• All declarations of love are subject to confirmation upon sobriety
• Promises made under influence of substances are not binding
• If found praying while emptying stomach contents – all utterances are null and void
• Actions cannot be considered in character unless the behaviour is consistent outside of the 24hrs
• Kissing is not considered binding
• Recollection of events might be subject to impairment – in light of new information the holder of this contract has the right to edit, censor or remain silent
• It is advisable to wait at least a week – in which time negotiation with your past, present and future self is warranted
• Awkward and embarrassing feelings may be rescinded

Whether you do or don’t make a resolution remember you can change your mind at any time.
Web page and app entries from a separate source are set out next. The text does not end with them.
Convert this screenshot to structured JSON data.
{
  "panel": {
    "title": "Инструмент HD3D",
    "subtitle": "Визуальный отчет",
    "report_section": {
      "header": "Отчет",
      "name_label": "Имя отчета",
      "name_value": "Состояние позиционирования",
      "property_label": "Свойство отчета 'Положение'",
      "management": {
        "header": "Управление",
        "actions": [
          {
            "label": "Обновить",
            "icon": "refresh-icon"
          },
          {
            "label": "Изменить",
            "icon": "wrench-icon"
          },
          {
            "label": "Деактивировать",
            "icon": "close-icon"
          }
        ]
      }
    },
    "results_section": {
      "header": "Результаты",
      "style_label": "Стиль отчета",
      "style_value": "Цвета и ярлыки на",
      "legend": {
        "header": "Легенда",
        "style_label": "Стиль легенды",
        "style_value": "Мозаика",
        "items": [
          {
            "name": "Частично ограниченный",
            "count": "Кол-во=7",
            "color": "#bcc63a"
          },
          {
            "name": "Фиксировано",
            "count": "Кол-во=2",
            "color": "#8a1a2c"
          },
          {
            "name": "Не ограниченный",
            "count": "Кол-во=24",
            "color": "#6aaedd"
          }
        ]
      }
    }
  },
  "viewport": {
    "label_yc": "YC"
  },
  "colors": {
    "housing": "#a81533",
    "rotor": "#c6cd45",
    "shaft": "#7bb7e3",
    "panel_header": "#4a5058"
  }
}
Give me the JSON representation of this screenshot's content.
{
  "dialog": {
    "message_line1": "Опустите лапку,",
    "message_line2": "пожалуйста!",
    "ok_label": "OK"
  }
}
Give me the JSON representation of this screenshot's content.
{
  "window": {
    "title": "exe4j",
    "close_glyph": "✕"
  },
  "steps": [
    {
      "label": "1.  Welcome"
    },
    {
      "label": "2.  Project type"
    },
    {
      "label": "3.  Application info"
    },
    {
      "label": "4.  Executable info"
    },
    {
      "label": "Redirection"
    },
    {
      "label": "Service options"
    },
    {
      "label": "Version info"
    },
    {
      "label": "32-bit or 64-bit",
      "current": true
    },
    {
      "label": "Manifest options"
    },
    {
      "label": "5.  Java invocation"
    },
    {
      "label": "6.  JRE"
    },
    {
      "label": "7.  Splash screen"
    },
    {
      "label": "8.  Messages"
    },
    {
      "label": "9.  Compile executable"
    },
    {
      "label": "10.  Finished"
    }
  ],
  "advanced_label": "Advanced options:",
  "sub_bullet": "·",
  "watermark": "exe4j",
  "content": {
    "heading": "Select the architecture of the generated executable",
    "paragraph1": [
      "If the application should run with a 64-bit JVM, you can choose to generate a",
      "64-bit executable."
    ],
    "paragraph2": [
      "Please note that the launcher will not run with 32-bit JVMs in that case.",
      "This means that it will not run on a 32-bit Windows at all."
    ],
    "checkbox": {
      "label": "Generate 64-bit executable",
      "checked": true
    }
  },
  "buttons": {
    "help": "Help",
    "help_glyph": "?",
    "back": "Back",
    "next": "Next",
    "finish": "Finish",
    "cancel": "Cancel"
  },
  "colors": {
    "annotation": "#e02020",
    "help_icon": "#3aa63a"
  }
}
Don’t wait a whole year.

Less visibility means you might see more

Fog doesn’t conjure up warm images or seem to offer much to those seeking motivating imagery. I’d go as far to suggest the ‘fog’ metaphor is probably more frequently applied negatively to imply a block or barrier to seeing clearly, or being able to operate at full capacity (whatever that is) such as the term ‘mental fog’. It’s also wet and cold – like rain – only much more stealthy and an umbrella won’t help.

It occurred to me that fog is a wonderful phenomenon that provides a useful opportunity to slow down both literally and metaphorically, take a different sensory lens to the world and ‘see’ what we might not have observed before. Fog reduces visibility or more accurately optical (visual) acuity, you lose the ability to pick up fine detail or the ‘sh*^t I can’t see anything’ factor. Driving is probably the activity most people would associate with impairment due to fog. What is immediately in front of you becomes lost in the murky soup of condensation and should mean an adjustment in awareness or at least some modification of speed and following distance. More often than not I suspect it is met with gritted teeth, reluctant braking and the dilemma of whether to have your lights dipped or on full. People rarely embrace the opportunity to focus in a new way or even notice how things appear in this new ‘muted’ light. They just want to get through it and out the other side.

I’ve noticed when running just how often I expect to get to the top of Mt Eden and look out over the city. My expectation is based on a preference for the view being panoramic but I have come to appreciate the beauty and contrast foggy mornings bring. Trees become silhouettes and lights become orbs and it always feels like I hear more. Breaking through at the summit, the city makes noise beneath the fleece of white cloud and other landmarks form a temporary new perspective of ‘ground level’.

So whether your are driving or just going about life generally if ‘fog’ appears either metaphorically or literally – take a moment to adjust and see what appears to emerge that might have come forward for noticing now that the usual background detail has blurred.

But if you are on a bike in the fog – just get over the ego and go high viz – become a Dutch football fan if you need an excuse, or go all the way and get a vest – embody Emmet from The Lego Movie…either way there are times when it pays to stand out and not blend into the background.